I won’t pretend to be completely clear on “coves of imploded /al- // lusion,” but I’ll try: allusion points outward, towards something beyond what’s explicitly stated, whereas “implode” is violent movement inward. So this “you” hovers, suspended by the contrary motions allusion and implosion, creating a sort of open space, a “cove.” This self-canceling movement is also present in one of Sobin’s favorite words, “blown” (line 7, above; and throughout his work), which means, simultaneously, “to blossom” (as in “blown roses”); and also “to displace violently”; and also “to create an air current.” I’ll have more to say about this air current in a bit.
It appears that this is a zero-sum situation, where “words, now, nothing more than the solvent for other words” (“Late Bronze, Early Iron”), where something is simultaneously said and unsaid. But in “Transparent Itineraries: 1999” Sobin hints that the poem’s “process of its own depletion” has a purpose:
. . . word
sloughing word in an ever-
leviative movement towards …
This clarifies the role of the second person in Sobin’s poems. Speaking generally, first person is self-identity; third person, distance, disassociation; but 2nd person is, as my dictionary helpfully explains, is “a set of linguistic forms referring to the person or thing addressed.” Address implies relationship, of one to another; it also suggests a direction: outward, “towards.” Sobin takes this literally, where “you” is neither here nor there but always on its way: “you, living already in the resonance of an absentee pronoun, made these deposits in the very midst of so much erasure” (“Transparent Itineraries: 1994”).
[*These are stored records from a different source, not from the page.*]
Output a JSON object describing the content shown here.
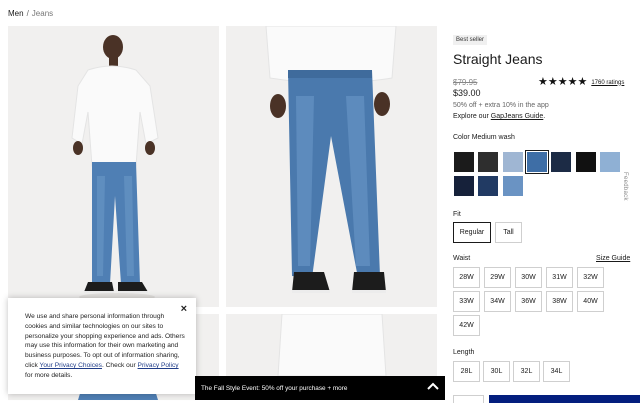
{
  "breadcrumb": {
    "parent": "Men",
    "separator": "/",
    "current": "Jeans"
  },
  "cookie_banner": {
    "text_before": "We use and share personal information through cookies and similar technologies on our sites to personalize your shopping experience and ads. Others may use this information for their own marketing and business purposes. To opt out of information sharing, click ",
    "link1": "Your Privacy Choices",
    "text_middle": ". Check our ",
    "link2": "Privacy Policy",
    "text_after": " for more details.",
    "close": "×"
  },
  "promo": {
    "text": "The Fall Style Event: 50% off your purchase + more"
  },
  "product": {
    "badge": "Best seller",
    "title": "Straight Jeans",
    "old_price": "$79.95",
    "price": "$39.00",
    "rating_stars": "★★★★★",
    "rating_value": 5,
    "ratings_count": "1760 ratings",
    "offer": "50% off + extra 10% in the app",
    "guide_prefix": "Explore our ",
    "guide_link": "GapJeans Guide",
    "guide_suffix": "."
  },
  "color": {
    "label": "Color",
    "selected_name": "Medium wash",
    "swatches": [
      "#1b1b1b",
      "#2e2e2e",
      "#9fb6d3",
      "#3e6ea6",
      "#1c2b45",
      "#111111",
      "#8fb0d4",
      "#16213a",
      "#213a63",
      "#6a93c3"
    ],
    "selected_index": 3
  },
  "fit": {
    "label": "Fit",
    "options": [
      "Regular",
      "Tall"
    ],
    "selected": "Regular"
  },
  "waist": {
    "label": "Waist",
    "size_guide": "Size Guide",
    "options": [
      "28W",
      "29W",
      "30W",
      "31W",
      "32W",
      "33W",
      "34W",
      "36W",
      "38W",
      "40W",
      "42W"
    ]
  },
  "length": {
    "label": "Length",
    "options": [
      "28L",
      "30L",
      "32L",
      "34L"
    ]
  },
  "feedback": "Feedback",
  "colors": {
    "brand_navy": "#031e7e",
    "promo_bg": "#000000",
    "photo_bg": "#f1f0ef"
  }
}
But we still haven’t answered the question, “Towards what?” Interestingly, towards exactly what we started with: wind, air—the breath itself: “in the air’s empty insistence/… our breath alone translative.” Here we glimpse Sobin’s unique conception of language. Many view language as an extension of the primal “Gimme!,” a means of power and mastery. Sobin’s poetry—language-as-breath—works in precisely the opposite way. You cannot hold breath; aspiration is a continual process of letting go. Likewise for Sobin’s poetry: always seeking to surpass both itself and the “you” to whom it is addressed, it is a means, not of mastery, but of release:
ourselves, in our own, sonorous dis-
persions, resonates the
of things released.
(from “Sixth Ode: The Grottoes”)